The transformation of Bridgeport wasn’t easy. Over time, the City of Bridgeport became a strong partner with its residents, businesses owners and community development organizations, and working together they moved the city forward.  Visionary and diverse local leaders became more actively engaged in planning and decision-making alongside long-time community advocates. Bridgeport’s higher education and healthcare institutions became stronger neighborhood anchors through training and hiring local residents, helping to create and support local purchasing supply chains and investing in affordable housing and neighborhood infrastructure.
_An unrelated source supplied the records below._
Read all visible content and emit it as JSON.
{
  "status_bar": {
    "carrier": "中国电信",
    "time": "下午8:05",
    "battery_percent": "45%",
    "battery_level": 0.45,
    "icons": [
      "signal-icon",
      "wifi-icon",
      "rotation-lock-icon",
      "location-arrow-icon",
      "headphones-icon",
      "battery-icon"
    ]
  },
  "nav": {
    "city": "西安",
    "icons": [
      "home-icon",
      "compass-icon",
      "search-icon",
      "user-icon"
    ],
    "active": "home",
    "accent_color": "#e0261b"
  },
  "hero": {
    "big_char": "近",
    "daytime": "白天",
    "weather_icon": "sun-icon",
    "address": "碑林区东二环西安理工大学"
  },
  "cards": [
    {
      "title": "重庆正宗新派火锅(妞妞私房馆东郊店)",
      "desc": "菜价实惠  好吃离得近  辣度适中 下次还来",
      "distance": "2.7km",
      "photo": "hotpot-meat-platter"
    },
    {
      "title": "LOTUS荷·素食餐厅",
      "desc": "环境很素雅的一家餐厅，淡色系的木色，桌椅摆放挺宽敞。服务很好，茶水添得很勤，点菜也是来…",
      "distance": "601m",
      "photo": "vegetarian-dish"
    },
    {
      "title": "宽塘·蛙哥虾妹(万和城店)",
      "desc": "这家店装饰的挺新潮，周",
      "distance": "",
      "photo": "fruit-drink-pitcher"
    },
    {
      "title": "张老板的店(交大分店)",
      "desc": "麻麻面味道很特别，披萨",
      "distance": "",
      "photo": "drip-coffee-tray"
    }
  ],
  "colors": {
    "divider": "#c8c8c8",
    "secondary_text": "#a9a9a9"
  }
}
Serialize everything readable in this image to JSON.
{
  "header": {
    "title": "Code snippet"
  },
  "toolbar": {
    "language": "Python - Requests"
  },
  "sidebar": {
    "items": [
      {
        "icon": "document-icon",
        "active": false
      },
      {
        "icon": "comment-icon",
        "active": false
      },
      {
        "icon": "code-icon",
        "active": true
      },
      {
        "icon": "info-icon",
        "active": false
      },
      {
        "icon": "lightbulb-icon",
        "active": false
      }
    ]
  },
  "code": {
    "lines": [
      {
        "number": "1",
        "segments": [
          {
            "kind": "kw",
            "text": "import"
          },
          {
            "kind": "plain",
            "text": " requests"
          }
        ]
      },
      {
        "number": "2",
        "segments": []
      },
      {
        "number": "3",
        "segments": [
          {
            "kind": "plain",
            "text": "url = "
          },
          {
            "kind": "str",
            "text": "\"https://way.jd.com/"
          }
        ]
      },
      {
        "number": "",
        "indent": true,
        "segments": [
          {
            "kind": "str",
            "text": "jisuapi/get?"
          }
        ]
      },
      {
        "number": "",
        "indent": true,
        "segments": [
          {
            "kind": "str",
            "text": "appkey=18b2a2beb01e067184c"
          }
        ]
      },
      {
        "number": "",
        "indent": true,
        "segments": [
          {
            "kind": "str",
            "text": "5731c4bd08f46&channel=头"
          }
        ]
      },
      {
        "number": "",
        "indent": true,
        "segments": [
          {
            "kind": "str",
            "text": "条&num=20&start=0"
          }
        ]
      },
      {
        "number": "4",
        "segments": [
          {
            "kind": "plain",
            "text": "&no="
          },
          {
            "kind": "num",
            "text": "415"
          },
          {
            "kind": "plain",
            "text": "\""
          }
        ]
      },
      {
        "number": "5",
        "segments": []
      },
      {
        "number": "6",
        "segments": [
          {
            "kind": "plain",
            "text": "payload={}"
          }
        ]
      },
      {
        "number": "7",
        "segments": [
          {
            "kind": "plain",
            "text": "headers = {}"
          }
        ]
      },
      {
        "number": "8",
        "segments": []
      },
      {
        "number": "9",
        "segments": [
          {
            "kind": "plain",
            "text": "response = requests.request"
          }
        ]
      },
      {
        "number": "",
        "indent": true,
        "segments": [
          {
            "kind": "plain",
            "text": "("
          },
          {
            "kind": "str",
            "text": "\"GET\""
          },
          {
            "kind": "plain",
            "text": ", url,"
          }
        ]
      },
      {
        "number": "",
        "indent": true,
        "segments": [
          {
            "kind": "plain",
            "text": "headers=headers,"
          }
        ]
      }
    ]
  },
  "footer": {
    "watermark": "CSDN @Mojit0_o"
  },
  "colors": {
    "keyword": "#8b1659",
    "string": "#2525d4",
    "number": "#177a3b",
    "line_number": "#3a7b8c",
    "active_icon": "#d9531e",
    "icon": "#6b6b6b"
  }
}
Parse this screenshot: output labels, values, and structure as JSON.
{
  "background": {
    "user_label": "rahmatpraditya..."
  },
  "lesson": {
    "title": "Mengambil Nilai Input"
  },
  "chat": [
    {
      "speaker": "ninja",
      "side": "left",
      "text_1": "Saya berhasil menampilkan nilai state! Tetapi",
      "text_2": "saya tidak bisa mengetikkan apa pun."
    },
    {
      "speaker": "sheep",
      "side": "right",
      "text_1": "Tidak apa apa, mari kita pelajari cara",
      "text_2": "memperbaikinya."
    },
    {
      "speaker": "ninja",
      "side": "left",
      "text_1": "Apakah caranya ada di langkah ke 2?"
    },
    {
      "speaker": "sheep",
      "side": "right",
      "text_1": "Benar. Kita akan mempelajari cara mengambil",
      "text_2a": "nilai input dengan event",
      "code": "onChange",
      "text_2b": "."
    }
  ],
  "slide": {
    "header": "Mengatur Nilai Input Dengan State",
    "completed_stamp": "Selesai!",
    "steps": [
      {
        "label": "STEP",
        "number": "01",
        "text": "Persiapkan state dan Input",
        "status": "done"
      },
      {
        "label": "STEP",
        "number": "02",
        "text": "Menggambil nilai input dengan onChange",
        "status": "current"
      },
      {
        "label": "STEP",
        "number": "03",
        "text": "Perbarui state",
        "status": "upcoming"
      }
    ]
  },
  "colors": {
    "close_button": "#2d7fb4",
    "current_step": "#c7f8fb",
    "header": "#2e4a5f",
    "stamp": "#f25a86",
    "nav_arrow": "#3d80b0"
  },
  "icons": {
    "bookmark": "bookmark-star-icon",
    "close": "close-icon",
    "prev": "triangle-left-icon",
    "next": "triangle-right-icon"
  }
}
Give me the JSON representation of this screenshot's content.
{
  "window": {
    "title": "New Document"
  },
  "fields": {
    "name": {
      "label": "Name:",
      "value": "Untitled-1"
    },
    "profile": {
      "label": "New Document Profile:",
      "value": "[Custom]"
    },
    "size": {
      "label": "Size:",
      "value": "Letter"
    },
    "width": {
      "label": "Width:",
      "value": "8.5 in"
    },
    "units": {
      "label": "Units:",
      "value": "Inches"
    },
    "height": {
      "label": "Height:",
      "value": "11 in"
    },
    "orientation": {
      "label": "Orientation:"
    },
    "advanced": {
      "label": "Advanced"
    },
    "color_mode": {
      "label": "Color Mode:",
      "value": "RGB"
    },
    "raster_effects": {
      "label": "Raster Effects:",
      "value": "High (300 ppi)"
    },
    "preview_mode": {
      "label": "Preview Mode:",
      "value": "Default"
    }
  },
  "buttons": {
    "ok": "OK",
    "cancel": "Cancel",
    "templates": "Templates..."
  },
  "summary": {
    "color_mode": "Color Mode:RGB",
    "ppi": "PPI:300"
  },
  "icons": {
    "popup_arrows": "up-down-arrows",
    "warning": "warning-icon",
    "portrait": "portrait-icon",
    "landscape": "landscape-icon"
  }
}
With state reforms and incentives for inter-municipal collaboration and shared services, property taxes in the city started to decline and are now on par with neighboring suburban towns. The region is less segregated by race, ethnicity and income and the achievement gap between low income and affluent students has narrowed. School performance in Bridgeport is now high and strong partnerships between anchor institutions and local companies are providing easily accessible career pathways to students. Substandard, unhealthy housing has been replaced with new, affordable homes in walkable, mixed-income, and diverse neighborhoods. Downtown is a vibrant, walkable, live/work hub for the region’s creative entrepreneurs who take advantage of fast, reliable, local train and bus service. Old and new residents in Bridgeport are able to live comfortably without owning a car. Steelpointe Harbor has evolved into a mixed-use waterfront , attracting residents and visitors from throughout the region, and the Seaview Avenue connector is a thriving complete street corridor linking the Bridgeport waterfront and I-95 to the Naugatuck Valley.

How the recommendations of the Fourth Regional Plan helped

Bridgeport is a model for how to transform once struggling small industrial cities in the tri-state area. Investment in redevelopment and sound urban policies allowed Bridgeport, and other cities like it in the region, to become centers of economic growth with a talented workforce and attractive properties—just as New York City became too expensive. This urban resurgence took place without the displacement of longtime residents. The exact formula was different in each place, taking advantage of unique assets and circumstances. But the elements were similar: committed, sustained leadership from government, business, and civic groups and anchor institutions; a strong partnership with local residents and meaningful community engagement in planning and development decision making; collaboration with the state and neighboring towns; catalytic investments in transportation and resilient infrastructure; property tax reforms that reduced reliance on local property taxes to fund local services; and resources and incentives that encouraged school district consolidation and integration.